--- START ---
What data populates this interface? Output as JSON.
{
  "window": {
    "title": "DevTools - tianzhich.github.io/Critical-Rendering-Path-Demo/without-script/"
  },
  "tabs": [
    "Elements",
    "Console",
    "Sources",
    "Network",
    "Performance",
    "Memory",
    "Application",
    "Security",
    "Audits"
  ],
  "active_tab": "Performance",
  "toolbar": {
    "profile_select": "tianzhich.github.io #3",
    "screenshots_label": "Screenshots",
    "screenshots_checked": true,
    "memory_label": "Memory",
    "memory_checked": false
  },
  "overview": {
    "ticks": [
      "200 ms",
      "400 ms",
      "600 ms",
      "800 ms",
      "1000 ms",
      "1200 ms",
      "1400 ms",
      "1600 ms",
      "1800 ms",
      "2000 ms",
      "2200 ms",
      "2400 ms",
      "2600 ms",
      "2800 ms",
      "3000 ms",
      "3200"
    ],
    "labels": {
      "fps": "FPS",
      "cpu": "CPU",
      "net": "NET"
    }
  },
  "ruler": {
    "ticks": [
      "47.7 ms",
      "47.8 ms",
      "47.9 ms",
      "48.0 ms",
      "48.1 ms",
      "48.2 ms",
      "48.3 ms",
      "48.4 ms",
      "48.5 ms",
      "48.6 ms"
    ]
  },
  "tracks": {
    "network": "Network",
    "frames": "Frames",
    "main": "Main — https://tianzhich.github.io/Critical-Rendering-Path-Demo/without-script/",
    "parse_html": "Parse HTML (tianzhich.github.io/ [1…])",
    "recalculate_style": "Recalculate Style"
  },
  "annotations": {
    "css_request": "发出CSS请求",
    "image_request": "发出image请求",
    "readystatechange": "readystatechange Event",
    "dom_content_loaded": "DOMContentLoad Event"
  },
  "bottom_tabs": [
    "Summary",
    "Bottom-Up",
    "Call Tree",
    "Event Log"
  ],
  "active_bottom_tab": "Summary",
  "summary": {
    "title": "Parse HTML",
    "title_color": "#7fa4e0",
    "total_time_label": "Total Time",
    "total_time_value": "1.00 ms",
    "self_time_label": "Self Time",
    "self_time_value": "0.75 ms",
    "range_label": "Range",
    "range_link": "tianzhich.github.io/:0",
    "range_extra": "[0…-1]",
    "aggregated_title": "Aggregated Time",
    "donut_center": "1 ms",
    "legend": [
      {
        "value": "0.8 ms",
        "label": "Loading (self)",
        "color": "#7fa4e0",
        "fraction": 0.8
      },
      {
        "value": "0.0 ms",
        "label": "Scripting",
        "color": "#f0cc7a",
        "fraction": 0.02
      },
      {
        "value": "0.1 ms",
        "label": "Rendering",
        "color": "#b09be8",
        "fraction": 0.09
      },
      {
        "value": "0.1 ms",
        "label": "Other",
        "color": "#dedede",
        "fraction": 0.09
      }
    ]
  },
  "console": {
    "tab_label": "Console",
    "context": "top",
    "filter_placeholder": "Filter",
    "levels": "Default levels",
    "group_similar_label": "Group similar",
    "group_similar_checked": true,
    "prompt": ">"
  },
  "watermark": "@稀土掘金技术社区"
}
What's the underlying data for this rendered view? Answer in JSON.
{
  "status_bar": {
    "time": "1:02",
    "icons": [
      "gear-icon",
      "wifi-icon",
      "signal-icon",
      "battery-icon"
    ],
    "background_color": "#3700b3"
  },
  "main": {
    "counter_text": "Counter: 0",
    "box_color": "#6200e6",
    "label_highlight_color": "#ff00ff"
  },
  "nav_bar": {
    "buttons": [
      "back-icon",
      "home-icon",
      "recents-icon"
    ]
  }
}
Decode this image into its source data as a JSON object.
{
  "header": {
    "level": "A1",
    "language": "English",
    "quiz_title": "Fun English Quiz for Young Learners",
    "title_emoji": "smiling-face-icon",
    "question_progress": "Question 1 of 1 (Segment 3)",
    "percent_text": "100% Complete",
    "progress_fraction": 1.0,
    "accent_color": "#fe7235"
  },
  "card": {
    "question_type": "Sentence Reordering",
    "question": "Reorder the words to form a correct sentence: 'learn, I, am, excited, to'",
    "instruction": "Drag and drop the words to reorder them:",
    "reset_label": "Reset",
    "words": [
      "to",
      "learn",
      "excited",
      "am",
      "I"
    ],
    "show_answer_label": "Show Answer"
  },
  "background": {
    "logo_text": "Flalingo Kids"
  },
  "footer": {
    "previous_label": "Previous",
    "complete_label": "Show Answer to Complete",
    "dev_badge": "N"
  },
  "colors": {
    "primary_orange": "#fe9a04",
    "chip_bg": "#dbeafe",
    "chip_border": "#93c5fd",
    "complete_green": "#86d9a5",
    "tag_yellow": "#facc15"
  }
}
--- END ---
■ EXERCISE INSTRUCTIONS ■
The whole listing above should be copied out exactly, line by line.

■ TASK SOLUTION ■
What data populates this interface? Output as JSON.
{
  "window": {
    "title": "DevTools - tianzhich.github.io/Critical-Rendering-Path-Demo/without-script/"
  },
  "tabs": [
    "Elements",
    "Console",
    "Sources",
    "Network",
    "Performance",
    "Memory",
    "Application",
    "Security",
    "Audits"
  ],
  "active_tab": "Performance",
  "toolbar": {
    "profile_select": "tianzhich.github.io #3",
    "screenshots_label": "Screenshots",
    "screenshots_checked": true,
    "memory_label": "Memory",
    "memory_checked": false
  },
  "overview": {
    "ticks": [
      "200 ms",
      "400 ms",
      "600 ms",
      "800 ms",
      "1000 ms",
      "1200 ms",
      "1400 ms",
      "1600 ms",
      "1800 ms",
      "2000 ms",
      "2200 ms",
      "2400 ms",
      "2600 ms",
      "2800 ms",
      "3000 ms",
      "3200"
    ],
    "labels": {
      "fps": "FPS",
      "cpu": "CPU",
      "net": "NET"
    }
  },
  "ruler": {
    "ticks": [
      "47.7 ms",
      "47.8 ms",
      "47.9 ms",
      "48.0 ms",
      "48.1 ms",
      "48.2 ms",
      "48.3 ms",
      "48.4 ms",
      "48.5 ms",
      "48.6 ms"
    ]
  },
  "tracks": {
    "network": "Network",
    "frames": "Frames",
    "main": "Main — https://tianzhich.github.io/Critical-Rendering-Path-Demo/without-script/",
    "parse_html": "Parse HTML (tianzhich.github.io/ [1…])",
    "recalculate_style": "Recalculate Style"
  },
  "annotations": {
    "css_request": "发出CSS请求",
    "image_request": "发出image请求",
    "readystatechange": "readystatechange Event",
    "dom_content_loaded": "DOMContentLoad Event"
  },
  "bottom_tabs": [
    "Summary",
    "Bottom-Up",
    "Call Tree",
    "Event Log"
  ],
  "active_bottom_tab": "Summary",
  "summary": {
    "title": "Parse HTML",
    "title_color": "#7fa4e0",
    "total_time_label": "Total Time",
    "total_time_value": "1.00 ms",
    "self_time_label": "Self Time",
    "self_time_value": "0.75 ms",
    "range_label": "Range",
    "range_link": "tianzhich.github.io/:0",
    "range_extra": "[0…-1]",
    "aggregated_title": "Aggregated Time",
    "donut_center": "1 ms",
    "legend": [
      {
        "value": "0.8 ms",
        "label": "Loading (self)",
        "color": "#7fa4e0",
        "fraction": 0.8
      },
      {
        "value": "0.0 ms",
        "label": "Scripting",
        "color": "#f0cc7a",
        "fraction": 0.02
      },
      {
        "value": "0.1 ms",
        "label": "Rendering",
        "color": "#b09be8",
        "fraction": 0.09
      },
      {
        "value": "0.1 ms",
        "label": "Other",
        "color": "#dedede",
        "fraction": 0.09
      }
    ]
  },
  "console": {
    "tab_label": "Console",
    "context": "top",
    "filter_placeholder": "Filter",
    "levels": "Default levels",
    "group_similar_label": "Group similar",
    "group_similar_checked": true,
    "prompt": ">"
  },
  "watermark": "@稀土掘金技术社区"
}
What's the underlying data for this rendered view? Answer in JSON.
{
  "status_bar": {
    "time": "1:02",
    "icons": [
      "gear-icon",
      "wifi-icon",
      "signal-icon",
      "battery-icon"
    ],
    "background_color": "#3700b3"
  },
  "main": {
    "counter_text": "Counter: 0",
    "box_color": "#6200e6",
    "label_highlight_color": "#ff00ff"
  },
  "nav_bar": {
    "buttons": [
      "back-icon",
      "home-icon",
      "recents-icon"
    ]
  }
}
Decode this image into its source data as a JSON object.
{
  "header": {
    "level": "A1",
    "language": "English",
    "quiz_title": "Fun English Quiz for Young Learners",
    "title_emoji": "smiling-face-icon",
    "question_progress": "Question 1 of 1 (Segment 3)",
    "percent_text": "100% Complete",
    "progress_fraction": 1.0,
    "accent_color": "#fe7235"
  },
  "card": {
    "question_type": "Sentence Reordering",
    "question": "Reorder the words to form a correct sentence: 'learn, I, am, excited, to'",
    "instruction": "Drag and drop the words to reorder them:",
    "reset_label": "Reset",
    "words": [
      "to",
      "learn",
      "excited",
      "am",
      "I"
    ],
    "show_answer_label": "Show Answer"
  },
  "background": {
    "logo_text": "Flalingo Kids"
  },
  "footer": {
    "previous_label": "Previous",
    "complete_label": "Show Answer to Complete",
    "dev_badge": "N"
  },
  "colors": {
    "primary_orange": "#fe9a04",
    "chip_bg": "#dbeafe",
    "chip_border": "#93c5fd",
    "complete_green": "#86d9a5",
    "tag_yellow": "#facc15"
  }
}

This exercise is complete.